A remotely operated camera captured this endangered hairy-nosed otter in a forest reserve in Malaysia's Sabah state.SABAH WILDLIFE DEPARTMENT / AFP - Getty Images
/ Source: The Associated Press

A photograph snapped on Borneo island of an otter once thought to be extinct in Malaysia has raised hopes that there's still time to save the creature, an official said Monday.

The image of the hairy-nosed otter — sometimes called Asia's rarest — was captured by a remote-controlled camera planted by scientists in a forest reserve and could bolster conservationists' efforts to seek stronger government protection for threatened species in Borneo's biologically diverse jungles.

The otter derives its name from hairs at the end of its nose. It has mainly brown fur, a flat tail and a whitish chin. Its population has declined mainly because of hunting for its fur and meat as well as the loss of its wetland habitats to human development.

The photograph was taken in Malaysia's Sabah state in the second half of 2008, but international scientists needed nearly two years to study it before confirming it was indeed the hairy-nosed otter, said Laurentius Ambu, director of the Sabah Wildlife Department. Researchers from the wildlife department, Sabah's Forest Department and the Germany-based Leibniz Institute for Zoo and Wildlife Research have reviewed the photo.

Indigenous to Southeast Asia, the otter was once believed to be extinct in Malaysia and severely threatened elsewhere. Sightings in Vietnam and Cambodia several years ago have raised hopes for its survival, Ambu said.

"This is a historic finding. We know this species is very rare, but we don't know how rare," he told The Associated Press.

The otter was last spotted on Borneo in 1997, when it was found dead on a road in the sultanate of Brunei. The species has not been seen in Malaysia for more than 100 years, Ambu said.

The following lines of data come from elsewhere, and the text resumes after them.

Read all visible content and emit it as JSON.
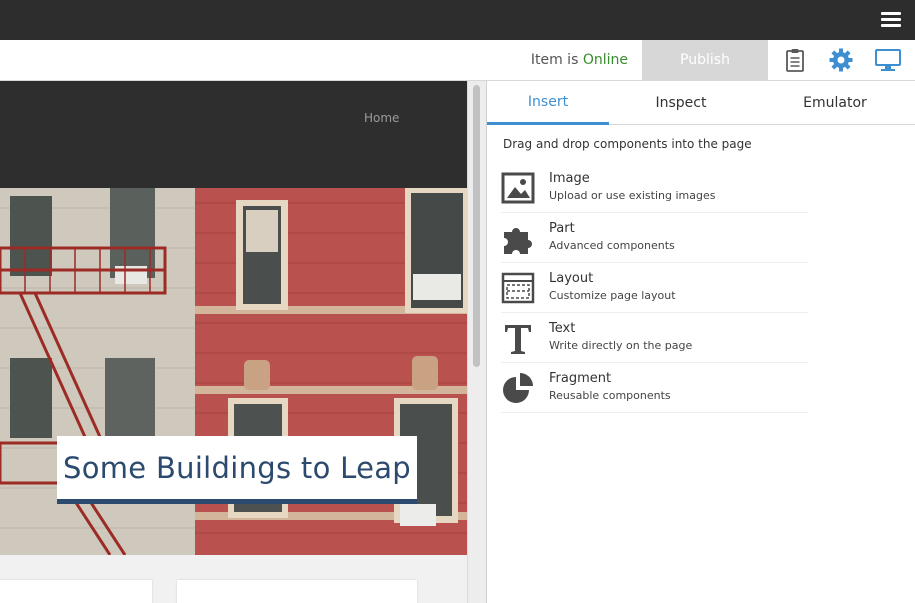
{
  "topbar": {
    "menu_icon": "hamburger-menu-icon"
  },
  "toolbar": {
    "status_prefix": "Item is",
    "status_value": "Online",
    "publish_label": "Publish",
    "icons": [
      "clipboard-icon",
      "gear-icon",
      "desktop-monitor-icon"
    ]
  },
  "preview": {
    "nav_home": "Home",
    "hero_caption": "Some Buildings to Leap"
  },
  "panel": {
    "tabs": [
      {
        "label": "Insert",
        "active": true
      },
      {
        "label": "Inspect",
        "active": false
      },
      {
        "label": "Emulator",
        "active": false
      }
    ],
    "hint": "Drag and drop components into the page",
    "components": [
      {
        "title": "Image",
        "desc": "Upload or use existing images",
        "icon": "image-icon"
      },
      {
        "title": "Part",
        "desc": "Advanced components",
        "icon": "puzzle-icon"
      },
      {
        "title": "Layout",
        "desc": "Customize page layout",
        "icon": "layout-icon"
      },
      {
        "title": "Text",
        "desc": "Write directly on the page",
        "icon": "text-icon"
      },
      {
        "title": "Fragment",
        "desc": "Reusable components",
        "icon": "pie-fragment-icon"
      }
    ]
  },
  "colors": {
    "accent": "#3d8fd1",
    "online": "#3a8d2f",
    "caption": "#2c4a6e",
    "icon_blue": "#3d8fd1"
  }
}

Sabah state is home to endangered animals including the pygmy elephant, Sumatran rhinoceros and orangutan. Wildlife activists say their numbers have dwindled in recent decades because of illegal poaching and the loss of jungles cut down for timber and development.